(Given records begins)

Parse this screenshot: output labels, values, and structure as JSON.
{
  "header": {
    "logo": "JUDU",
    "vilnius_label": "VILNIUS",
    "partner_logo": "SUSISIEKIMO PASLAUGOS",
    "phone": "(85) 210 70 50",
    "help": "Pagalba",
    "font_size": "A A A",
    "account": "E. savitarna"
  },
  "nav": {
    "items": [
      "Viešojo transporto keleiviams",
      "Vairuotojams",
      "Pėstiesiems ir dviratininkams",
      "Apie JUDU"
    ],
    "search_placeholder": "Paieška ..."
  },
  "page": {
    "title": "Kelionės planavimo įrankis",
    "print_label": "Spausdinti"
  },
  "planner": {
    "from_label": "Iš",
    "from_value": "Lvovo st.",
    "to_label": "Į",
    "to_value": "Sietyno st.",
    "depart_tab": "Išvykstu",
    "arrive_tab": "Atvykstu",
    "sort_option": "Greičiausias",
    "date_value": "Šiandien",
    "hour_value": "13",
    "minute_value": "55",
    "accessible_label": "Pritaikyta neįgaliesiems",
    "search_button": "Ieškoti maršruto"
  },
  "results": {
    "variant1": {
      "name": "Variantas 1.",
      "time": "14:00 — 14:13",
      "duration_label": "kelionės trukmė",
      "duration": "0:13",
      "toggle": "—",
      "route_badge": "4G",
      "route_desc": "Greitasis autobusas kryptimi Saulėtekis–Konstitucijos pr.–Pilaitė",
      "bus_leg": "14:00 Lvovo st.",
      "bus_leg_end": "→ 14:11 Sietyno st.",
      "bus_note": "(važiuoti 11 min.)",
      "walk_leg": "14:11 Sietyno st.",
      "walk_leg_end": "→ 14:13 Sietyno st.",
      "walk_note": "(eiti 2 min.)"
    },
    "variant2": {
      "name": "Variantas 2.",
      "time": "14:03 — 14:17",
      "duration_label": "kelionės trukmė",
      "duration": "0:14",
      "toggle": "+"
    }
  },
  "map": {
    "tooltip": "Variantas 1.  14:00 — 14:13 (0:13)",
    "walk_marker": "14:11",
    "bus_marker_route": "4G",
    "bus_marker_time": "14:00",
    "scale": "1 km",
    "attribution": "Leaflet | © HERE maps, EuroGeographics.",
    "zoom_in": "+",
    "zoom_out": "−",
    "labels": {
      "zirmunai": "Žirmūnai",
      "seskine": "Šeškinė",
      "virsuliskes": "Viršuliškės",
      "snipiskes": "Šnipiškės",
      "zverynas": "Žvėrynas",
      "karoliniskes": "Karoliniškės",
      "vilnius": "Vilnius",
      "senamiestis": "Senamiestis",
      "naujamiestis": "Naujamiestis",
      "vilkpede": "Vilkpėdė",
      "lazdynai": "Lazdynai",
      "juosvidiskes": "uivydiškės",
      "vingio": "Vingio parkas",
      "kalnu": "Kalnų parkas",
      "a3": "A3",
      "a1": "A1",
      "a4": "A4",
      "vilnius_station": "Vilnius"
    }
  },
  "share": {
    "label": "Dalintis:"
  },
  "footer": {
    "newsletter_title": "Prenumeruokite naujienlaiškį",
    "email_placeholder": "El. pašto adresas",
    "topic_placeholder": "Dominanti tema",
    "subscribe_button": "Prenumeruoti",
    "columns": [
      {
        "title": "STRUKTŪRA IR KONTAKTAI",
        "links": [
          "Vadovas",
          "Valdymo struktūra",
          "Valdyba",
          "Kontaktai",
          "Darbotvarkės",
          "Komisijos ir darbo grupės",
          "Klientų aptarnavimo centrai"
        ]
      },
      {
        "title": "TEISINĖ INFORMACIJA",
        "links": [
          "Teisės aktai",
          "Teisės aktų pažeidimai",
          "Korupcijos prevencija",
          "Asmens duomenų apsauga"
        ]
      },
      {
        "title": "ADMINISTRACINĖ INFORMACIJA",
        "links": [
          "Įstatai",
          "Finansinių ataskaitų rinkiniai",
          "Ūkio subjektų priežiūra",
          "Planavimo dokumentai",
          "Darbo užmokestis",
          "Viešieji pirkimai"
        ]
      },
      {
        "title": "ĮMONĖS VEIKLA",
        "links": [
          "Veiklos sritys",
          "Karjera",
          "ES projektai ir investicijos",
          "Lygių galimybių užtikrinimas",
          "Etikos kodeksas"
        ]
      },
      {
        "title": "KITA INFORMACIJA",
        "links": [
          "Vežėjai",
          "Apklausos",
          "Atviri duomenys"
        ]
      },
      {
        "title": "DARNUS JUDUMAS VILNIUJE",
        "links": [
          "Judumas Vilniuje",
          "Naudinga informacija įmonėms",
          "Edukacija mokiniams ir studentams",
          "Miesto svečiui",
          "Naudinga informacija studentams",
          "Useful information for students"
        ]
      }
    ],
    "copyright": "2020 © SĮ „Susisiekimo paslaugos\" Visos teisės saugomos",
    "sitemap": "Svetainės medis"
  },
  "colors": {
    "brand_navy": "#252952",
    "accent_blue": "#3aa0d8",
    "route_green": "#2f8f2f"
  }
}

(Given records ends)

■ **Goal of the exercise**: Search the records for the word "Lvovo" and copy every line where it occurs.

■ **Response to this exercise**:
    "from_value": "Lvovo st.",
      "bus_leg": "14:00 Lvovo st.",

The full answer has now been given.